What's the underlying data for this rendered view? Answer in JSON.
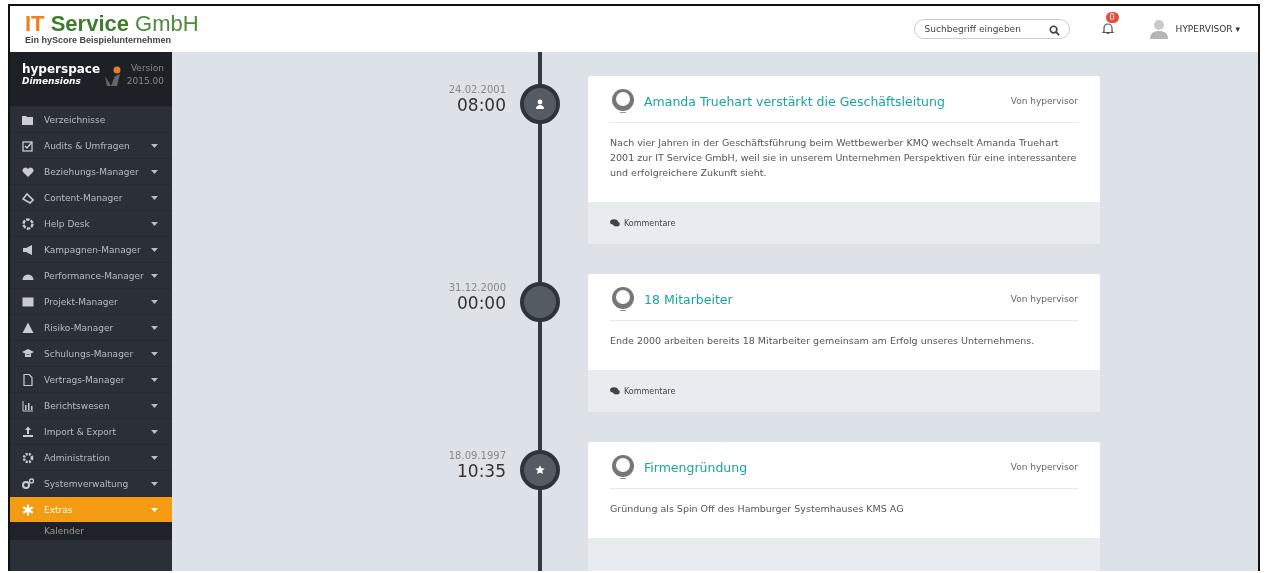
{
  "brand": {
    "title_part1": "IT",
    "title_part2": "Service",
    "title_part3": "GmbH",
    "subtitle": "Ein hyScore Beispielunternehmen"
  },
  "search": {
    "placeholder": "Suchbegriff eingeben"
  },
  "notifications": {
    "count": "0"
  },
  "user": {
    "name": "HYPERVISOR",
    "caret": "▾"
  },
  "product": {
    "name": "hyperspace",
    "edition": "Dimensions",
    "version_label": "Version",
    "version": "2015.00"
  },
  "sidebar": {
    "items": [
      {
        "label": "Verzeichnisse",
        "expandable": false,
        "selected": false
      },
      {
        "label": "Audits & Umfragen",
        "expandable": true,
        "selected": false
      },
      {
        "label": "Beziehungs-Manager",
        "expandable": true,
        "selected": false
      },
      {
        "label": "Content-Manager",
        "expandable": true,
        "selected": false
      },
      {
        "label": "Help Desk",
        "expandable": true,
        "selected": false
      },
      {
        "label": "Kampagnen-Manager",
        "expandable": true,
        "selected": false
      },
      {
        "label": "Performance-Manager",
        "expandable": true,
        "selected": false
      },
      {
        "label": "Projekt-Manager",
        "expandable": true,
        "selected": false
      },
      {
        "label": "Risiko-Manager",
        "expandable": true,
        "selected": false
      },
      {
        "label": "Schulungs-Manager",
        "expandable": true,
        "selected": false
      },
      {
        "label": "Vertrags-Manager",
        "expandable": true,
        "selected": false
      },
      {
        "label": "Berichtswesen",
        "expandable": true,
        "selected": false
      },
      {
        "label": "Import & Export",
        "expandable": true,
        "selected": false
      },
      {
        "label": "Administration",
        "expandable": true,
        "selected": false
      },
      {
        "label": "Systemverwaltung",
        "expandable": true,
        "selected": false
      },
      {
        "label": "Extras",
        "expandable": true,
        "selected": true,
        "children": [
          {
            "label": "Kalender"
          }
        ]
      }
    ]
  },
  "timeline": [
    {
      "date": "24.02.2001",
      "time": "08:00",
      "kind": "person",
      "title": "Amanda Truehart verstärkt die Geschäftsleitung",
      "author": "Von hypervisor",
      "body": "Nach vier Jahren in der Geschäftsführung beim Wettbewerber KMQ wechselt Amanda Truehart 2001 zur IT Service GmbH, weil sie in unserem Unternehmen Perspektiven für eine interessantere und erfolgreichere Zukunft sieht.",
      "comments": "Kommentare"
    },
    {
      "date": "31.12.2000",
      "time": "00:00",
      "kind": "plain",
      "title": "18 Mitarbeiter",
      "author": "Von hypervisor",
      "body": "Ende 2000 arbeiten bereits 18 Mitarbeiter gemeinsam am Erfolg unseres Unternehmens.",
      "comments": "Kommentare"
    },
    {
      "date": "18.09.1997",
      "time": "10:35",
      "kind": "star",
      "title": "Firmengründung",
      "author": "Von hypervisor",
      "body": "Gründung als Spin Off des Hamburger Systemhauses KMS AG"
    }
  ]
}
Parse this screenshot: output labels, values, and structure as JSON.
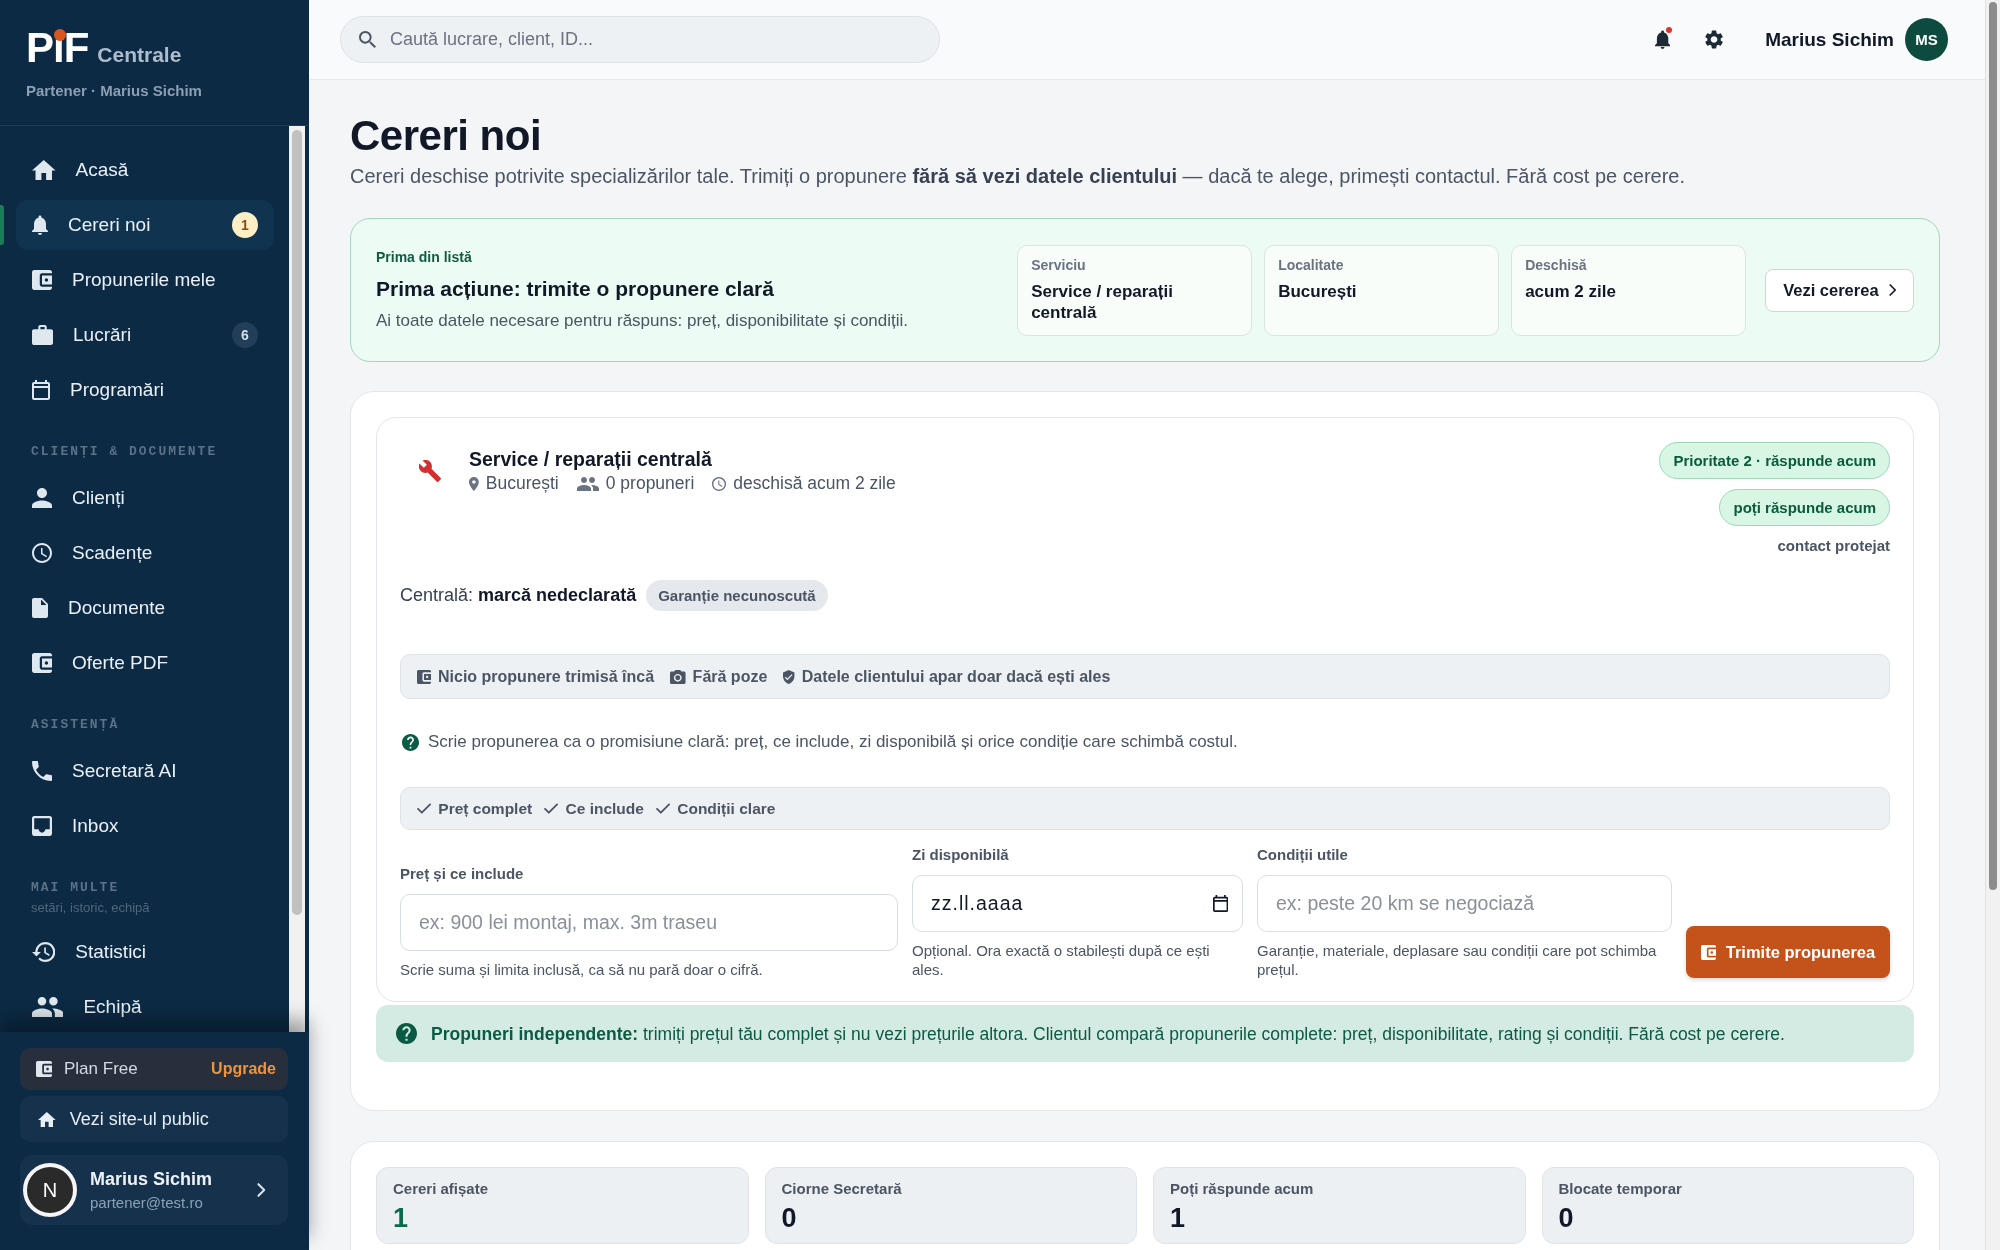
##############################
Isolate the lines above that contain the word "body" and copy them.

      "body": "Nach vier Jahren in der Geschäftsführung beim Wettbewerber KMQ wechselt Amanda Truehart 2001 zur IT Service GmbH, weil sie in unserem Unternehmen Perspektiven für eine interessantere und erfolgreichere Zukunft sieht.",
      "body": "Ende 2000 arbeiten bereits 18 Mitarbeiter gemeinsam am Erfolg unseres Unternehmens.",
      "body": "Gründung als Spin Off des Hamburger Systemhauses KMS AG"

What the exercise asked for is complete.